Accounting software usually houses a company's general ledger. QuickBooks is the most popular software with small business.

The General Ledger (commonly referred to as the G/L) is the central accounting documentation of a business which uses double-entry bookkeeping. The G/L usually includes accounts for current assets, fixed assets, liabilities, revenues, expenses, gains and losses.

The bank also creates a statement of the company's bank account when it handles the company's checks, deposits, service charges, and other items. When the company receives the a bank statement, the company should confirm that the amounts are in agreement with the amounts in the company's cash account in its accounting software and vice verse. The process of verifying the amounts in the G/L to the bank statement is known as reconciling, bank statement reconciliation, bank reconciliation, or doing a bank rec. The advantage of reconciling is knowing that the amount of cash reported in the company's books is consistent with the amount of cash shown in the bank's records.

Here are the two pointers.

1. The number field for check input should be blank for withdrawals, ATM transactions or debts done electronically. Bank statements usually list their withdrawals not done by check chronologically in one section.

Verifying one section of the bank statement at a time is helpful. Each section usually has a subtotal. In the QuickBooks reconciliation function, transactions display chronologically.

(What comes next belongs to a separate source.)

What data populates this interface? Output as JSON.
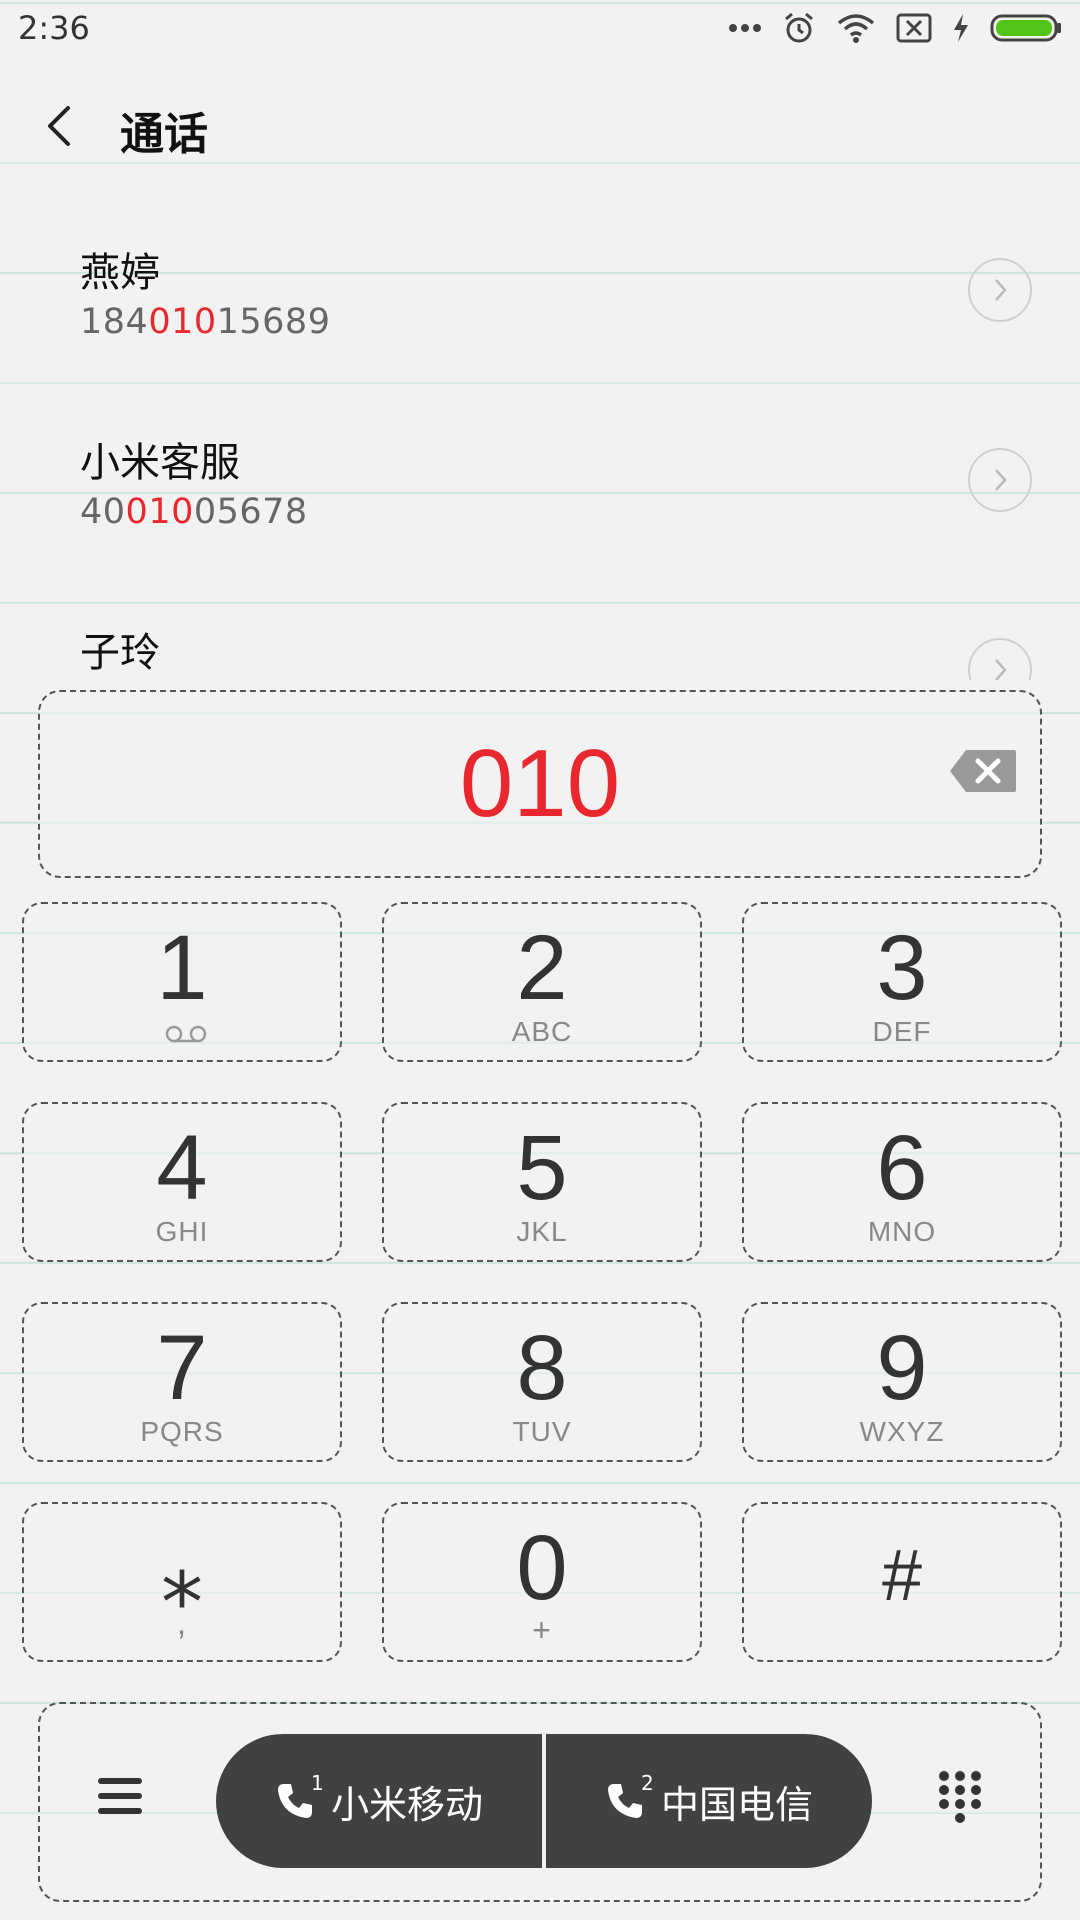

Depending on the QuickBooks version of software that is running, the columns can be sorted by date, check number or amount. This is helpful to isolate and verify totals to the bank statement. The arrangement that withdrawals appear in the QuickBooks bank reconciliation function is as follows.

• Withdrawals that are not in a check form and the number field blank are sorted by date

• Withdrawals with descriptions like "Debt" or "ATM" in the check number field are sorted alphabetically. This can make isolating totals to the debit section of the bank statement difficult.

• Checks with a number in the check number field.

2. Record payments for each customer separately. Record all deposits in the Undeposited Funds account, then the total amount of payments are transferred to the bank account. This treatment facilitates matching all the payments made on the same day to exactly what is on the bank statement for that day. Therefore the amount that appears in the deposit window of the QuickBooks reconciliation window will equal what appears on the bank statement.

Some clients engage in an infuriating game of mathematics by adding up multiple deposit amounts in QuickBooks to get an amount identical to that on the bank statement.

Ten Basic Rules

Here are ten basic rules to follow. These basics will help when the work
is frustrating.

1. Locate discrepancies
2. Confirm your beginning balance
3. Don't forget interest and fees
4. Double-check your ending balance
5. Look for transpositions
6. Pick a side, any side
7. Enter missing transactions
8. Check undeposited funds
9. Hide unnecessary transactions
10. Clear voided transactions

Thanks for reading this article. Please contact us to be your QuickBooks Consultant. We look forward to serving you

Author's Bio: 

In 1998 Peter Rudolph, CPA created a Certified Public Accounting Firm. The goal was to provide superb income tax and accounting services to businesses and individuals while building a full-service firm. We took the risk and succeeded.

Every year since then, Safe Harbor Accounting has grown and evolved in anticipation of our clients' changing needs. We offer income tax preparation, financial and management consulting services to a growing list of business and individual clients.

Mr. Rudolph earned a BBA in Accounting from Florida Atlantic University in Boca Raton, Florida. After working in the accounting and tax fields for 6 years, he went back to school to pursue a CPA career. Peter received his accounting license in 1998.